RECORDS PROVIDED:
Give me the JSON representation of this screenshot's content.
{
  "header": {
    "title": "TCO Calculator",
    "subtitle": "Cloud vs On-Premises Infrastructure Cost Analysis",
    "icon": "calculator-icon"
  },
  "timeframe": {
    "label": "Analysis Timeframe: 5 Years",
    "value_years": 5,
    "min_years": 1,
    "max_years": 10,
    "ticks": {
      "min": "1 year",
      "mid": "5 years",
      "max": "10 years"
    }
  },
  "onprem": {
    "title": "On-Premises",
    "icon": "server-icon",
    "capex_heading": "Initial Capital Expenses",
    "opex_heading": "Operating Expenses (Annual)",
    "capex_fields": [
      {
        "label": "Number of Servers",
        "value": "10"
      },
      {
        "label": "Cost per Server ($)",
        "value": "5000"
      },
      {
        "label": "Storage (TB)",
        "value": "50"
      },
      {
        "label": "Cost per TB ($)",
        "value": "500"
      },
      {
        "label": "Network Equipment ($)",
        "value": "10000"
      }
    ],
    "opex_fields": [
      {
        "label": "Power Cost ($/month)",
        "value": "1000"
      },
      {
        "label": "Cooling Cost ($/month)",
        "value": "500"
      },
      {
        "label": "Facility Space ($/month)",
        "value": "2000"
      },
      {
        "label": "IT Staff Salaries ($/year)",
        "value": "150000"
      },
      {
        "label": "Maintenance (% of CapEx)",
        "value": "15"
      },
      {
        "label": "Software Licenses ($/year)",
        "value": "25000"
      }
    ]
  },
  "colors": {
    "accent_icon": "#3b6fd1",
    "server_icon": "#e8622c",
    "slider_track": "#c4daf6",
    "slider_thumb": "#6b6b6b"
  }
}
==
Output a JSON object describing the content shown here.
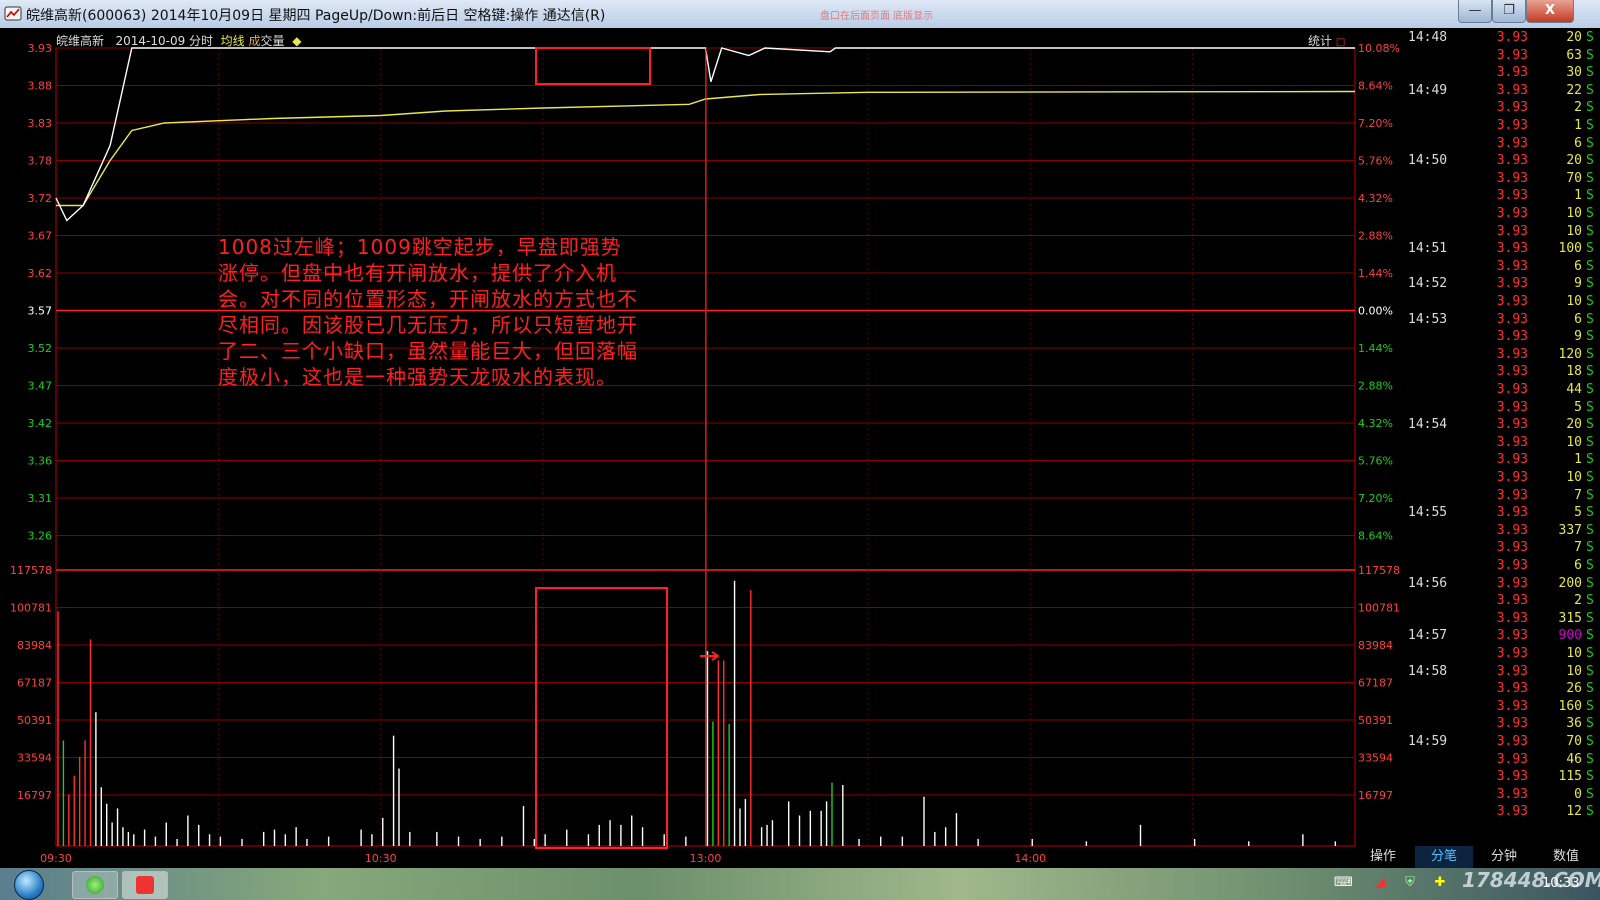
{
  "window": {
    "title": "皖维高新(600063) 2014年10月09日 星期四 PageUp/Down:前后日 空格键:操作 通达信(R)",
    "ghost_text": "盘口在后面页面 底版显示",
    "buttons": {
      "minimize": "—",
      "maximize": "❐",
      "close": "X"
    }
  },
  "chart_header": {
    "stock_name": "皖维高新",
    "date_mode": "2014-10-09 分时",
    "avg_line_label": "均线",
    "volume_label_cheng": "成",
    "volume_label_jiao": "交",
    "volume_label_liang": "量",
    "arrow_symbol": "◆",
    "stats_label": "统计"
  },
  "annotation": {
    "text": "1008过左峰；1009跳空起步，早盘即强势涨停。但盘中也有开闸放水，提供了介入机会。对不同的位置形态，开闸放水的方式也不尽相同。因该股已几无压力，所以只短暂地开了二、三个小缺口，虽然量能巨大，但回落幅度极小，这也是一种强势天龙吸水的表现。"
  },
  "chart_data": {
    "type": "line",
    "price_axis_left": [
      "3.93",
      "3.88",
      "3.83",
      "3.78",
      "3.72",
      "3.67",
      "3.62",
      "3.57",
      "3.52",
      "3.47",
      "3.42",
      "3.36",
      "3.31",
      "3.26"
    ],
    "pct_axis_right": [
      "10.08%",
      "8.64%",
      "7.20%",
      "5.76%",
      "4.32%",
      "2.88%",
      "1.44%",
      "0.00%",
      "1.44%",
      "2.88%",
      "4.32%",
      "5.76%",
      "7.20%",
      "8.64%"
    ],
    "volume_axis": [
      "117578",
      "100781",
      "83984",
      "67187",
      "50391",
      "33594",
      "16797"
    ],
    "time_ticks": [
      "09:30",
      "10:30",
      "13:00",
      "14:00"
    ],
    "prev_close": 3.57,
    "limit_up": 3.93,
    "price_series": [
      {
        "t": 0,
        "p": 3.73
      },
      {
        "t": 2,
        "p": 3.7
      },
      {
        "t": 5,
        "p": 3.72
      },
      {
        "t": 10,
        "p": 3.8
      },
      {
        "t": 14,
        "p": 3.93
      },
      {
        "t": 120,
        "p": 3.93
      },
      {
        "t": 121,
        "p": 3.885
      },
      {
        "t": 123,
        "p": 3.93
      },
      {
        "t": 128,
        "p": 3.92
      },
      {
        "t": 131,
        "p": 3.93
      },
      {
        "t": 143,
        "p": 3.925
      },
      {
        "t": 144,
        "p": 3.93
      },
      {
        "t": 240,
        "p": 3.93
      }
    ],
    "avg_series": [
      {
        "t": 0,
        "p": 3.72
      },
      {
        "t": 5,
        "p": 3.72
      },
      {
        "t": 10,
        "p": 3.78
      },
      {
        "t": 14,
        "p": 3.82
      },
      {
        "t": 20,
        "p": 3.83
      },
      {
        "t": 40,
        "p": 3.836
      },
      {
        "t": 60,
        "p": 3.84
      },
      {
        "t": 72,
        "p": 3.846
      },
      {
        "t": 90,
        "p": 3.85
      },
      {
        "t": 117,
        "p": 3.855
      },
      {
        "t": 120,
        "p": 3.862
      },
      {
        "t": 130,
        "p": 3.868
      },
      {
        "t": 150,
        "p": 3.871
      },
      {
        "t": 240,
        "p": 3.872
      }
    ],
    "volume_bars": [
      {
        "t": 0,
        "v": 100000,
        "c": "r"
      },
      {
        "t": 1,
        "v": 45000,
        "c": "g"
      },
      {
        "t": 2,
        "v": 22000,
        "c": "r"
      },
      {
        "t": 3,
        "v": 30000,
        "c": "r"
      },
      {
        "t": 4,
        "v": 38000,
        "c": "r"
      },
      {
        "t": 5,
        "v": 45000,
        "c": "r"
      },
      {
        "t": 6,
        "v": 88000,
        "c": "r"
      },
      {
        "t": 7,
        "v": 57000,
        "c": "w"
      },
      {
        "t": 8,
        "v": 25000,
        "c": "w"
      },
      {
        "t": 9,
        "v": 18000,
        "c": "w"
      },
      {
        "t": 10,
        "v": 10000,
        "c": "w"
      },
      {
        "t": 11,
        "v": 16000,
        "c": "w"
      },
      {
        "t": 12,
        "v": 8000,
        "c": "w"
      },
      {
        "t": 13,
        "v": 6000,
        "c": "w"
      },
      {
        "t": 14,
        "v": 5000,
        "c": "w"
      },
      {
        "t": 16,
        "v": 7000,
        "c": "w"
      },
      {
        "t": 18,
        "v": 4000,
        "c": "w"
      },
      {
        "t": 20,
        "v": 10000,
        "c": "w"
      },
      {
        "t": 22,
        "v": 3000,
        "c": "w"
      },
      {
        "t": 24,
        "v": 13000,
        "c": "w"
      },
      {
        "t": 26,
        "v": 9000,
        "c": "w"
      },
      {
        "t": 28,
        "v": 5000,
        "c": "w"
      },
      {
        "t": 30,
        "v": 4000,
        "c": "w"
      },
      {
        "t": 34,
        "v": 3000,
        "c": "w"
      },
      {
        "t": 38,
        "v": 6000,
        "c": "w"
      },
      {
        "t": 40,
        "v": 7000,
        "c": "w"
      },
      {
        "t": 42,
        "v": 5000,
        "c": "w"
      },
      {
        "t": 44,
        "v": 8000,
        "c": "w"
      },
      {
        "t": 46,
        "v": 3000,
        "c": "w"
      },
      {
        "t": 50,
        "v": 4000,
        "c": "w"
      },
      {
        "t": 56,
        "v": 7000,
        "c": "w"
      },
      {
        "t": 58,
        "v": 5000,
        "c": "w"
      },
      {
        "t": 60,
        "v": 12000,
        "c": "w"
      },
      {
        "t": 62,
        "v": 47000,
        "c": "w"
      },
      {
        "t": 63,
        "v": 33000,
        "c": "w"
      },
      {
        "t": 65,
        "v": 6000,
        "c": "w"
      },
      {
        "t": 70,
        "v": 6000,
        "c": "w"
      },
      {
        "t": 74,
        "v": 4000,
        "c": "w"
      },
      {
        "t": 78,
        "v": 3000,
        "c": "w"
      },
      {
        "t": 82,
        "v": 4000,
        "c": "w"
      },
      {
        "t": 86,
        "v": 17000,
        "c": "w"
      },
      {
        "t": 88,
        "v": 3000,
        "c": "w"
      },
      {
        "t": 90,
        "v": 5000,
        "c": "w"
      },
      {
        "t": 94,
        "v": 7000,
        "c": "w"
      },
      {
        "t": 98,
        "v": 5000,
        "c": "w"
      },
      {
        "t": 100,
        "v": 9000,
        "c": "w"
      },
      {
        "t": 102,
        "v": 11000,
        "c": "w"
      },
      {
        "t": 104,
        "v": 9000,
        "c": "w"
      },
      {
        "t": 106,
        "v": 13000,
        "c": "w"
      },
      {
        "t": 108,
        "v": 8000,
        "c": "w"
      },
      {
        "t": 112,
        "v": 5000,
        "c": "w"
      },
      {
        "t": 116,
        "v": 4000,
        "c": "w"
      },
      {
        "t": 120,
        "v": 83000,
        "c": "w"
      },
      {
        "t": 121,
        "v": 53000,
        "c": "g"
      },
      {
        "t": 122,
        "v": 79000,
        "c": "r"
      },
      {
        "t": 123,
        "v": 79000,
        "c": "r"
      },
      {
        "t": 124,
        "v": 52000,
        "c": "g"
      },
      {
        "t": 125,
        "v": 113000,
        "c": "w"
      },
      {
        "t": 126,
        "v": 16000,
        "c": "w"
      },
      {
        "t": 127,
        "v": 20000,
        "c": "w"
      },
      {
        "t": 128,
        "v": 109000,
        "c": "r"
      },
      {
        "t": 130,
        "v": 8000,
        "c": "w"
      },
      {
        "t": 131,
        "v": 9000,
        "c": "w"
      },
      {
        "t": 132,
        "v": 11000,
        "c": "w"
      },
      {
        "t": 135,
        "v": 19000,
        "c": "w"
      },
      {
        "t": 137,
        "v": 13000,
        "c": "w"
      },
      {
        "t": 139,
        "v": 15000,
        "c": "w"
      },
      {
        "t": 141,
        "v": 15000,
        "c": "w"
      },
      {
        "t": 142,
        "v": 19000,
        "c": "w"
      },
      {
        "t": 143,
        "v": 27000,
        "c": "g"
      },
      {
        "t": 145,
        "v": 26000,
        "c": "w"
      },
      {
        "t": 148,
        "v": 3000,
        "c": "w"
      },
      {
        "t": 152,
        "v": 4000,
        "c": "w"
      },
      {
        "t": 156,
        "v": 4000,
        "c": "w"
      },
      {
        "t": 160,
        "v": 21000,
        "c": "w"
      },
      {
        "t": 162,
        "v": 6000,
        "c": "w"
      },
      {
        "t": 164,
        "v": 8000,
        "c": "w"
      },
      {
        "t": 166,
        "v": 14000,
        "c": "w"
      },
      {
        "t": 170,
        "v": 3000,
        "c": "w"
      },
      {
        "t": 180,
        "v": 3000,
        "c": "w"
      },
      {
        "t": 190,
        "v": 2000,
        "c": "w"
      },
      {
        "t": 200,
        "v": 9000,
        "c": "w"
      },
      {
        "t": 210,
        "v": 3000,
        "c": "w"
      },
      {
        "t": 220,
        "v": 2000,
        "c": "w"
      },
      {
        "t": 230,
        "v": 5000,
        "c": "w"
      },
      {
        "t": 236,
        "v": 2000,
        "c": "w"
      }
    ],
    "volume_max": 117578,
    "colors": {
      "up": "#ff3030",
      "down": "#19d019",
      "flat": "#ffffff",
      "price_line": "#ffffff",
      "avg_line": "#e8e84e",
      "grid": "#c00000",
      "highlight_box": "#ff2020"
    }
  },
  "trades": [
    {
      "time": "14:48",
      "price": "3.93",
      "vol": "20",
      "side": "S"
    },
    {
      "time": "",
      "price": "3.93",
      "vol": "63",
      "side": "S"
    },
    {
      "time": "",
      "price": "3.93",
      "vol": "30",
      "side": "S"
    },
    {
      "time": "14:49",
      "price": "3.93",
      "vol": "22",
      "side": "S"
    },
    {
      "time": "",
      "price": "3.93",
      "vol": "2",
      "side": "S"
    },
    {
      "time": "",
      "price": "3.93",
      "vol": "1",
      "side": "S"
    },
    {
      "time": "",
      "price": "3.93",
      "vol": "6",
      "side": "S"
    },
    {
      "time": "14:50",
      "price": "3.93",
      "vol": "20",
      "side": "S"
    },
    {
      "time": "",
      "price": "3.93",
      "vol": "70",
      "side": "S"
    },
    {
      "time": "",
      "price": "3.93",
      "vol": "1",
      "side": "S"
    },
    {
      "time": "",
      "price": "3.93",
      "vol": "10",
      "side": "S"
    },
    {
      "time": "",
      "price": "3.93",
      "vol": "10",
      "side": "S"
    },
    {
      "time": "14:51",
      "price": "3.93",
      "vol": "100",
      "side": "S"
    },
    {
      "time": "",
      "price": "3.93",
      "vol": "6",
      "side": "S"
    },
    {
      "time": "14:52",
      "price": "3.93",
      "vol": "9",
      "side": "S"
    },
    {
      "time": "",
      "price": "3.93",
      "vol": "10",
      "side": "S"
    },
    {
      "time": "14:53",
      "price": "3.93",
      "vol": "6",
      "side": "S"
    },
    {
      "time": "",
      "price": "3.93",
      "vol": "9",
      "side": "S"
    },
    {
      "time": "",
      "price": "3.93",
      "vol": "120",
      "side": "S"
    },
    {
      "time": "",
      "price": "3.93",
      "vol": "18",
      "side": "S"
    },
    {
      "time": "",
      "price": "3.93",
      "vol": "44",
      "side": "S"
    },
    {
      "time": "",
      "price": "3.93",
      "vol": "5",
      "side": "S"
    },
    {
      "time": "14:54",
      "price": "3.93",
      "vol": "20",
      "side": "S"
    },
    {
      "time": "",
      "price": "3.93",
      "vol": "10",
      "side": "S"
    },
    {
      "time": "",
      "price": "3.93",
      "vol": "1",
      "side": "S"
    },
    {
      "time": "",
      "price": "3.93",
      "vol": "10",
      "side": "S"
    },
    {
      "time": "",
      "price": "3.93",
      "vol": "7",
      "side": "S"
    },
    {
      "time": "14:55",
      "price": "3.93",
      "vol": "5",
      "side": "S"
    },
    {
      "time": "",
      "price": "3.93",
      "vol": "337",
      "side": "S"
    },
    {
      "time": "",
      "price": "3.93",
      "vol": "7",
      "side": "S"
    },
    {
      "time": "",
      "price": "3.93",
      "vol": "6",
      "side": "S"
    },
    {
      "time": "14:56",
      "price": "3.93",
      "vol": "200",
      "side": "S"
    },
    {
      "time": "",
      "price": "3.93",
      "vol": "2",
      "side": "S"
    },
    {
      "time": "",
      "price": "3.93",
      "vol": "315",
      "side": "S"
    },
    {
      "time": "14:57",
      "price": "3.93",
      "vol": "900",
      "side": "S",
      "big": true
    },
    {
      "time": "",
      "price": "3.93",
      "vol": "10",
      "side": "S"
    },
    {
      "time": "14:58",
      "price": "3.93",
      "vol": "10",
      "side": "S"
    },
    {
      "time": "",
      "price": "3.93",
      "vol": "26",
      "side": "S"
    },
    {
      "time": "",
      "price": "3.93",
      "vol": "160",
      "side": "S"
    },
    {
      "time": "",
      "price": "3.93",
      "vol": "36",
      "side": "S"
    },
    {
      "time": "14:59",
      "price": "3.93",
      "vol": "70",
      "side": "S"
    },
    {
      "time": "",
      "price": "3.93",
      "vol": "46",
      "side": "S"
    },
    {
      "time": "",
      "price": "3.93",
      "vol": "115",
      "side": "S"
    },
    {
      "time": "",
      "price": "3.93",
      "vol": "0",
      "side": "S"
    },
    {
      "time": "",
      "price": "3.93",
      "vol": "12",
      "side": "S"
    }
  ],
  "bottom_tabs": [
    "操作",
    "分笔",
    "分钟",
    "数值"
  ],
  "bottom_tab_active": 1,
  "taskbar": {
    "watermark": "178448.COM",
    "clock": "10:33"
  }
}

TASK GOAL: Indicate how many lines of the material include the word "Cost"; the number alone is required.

TASK RESULT: 5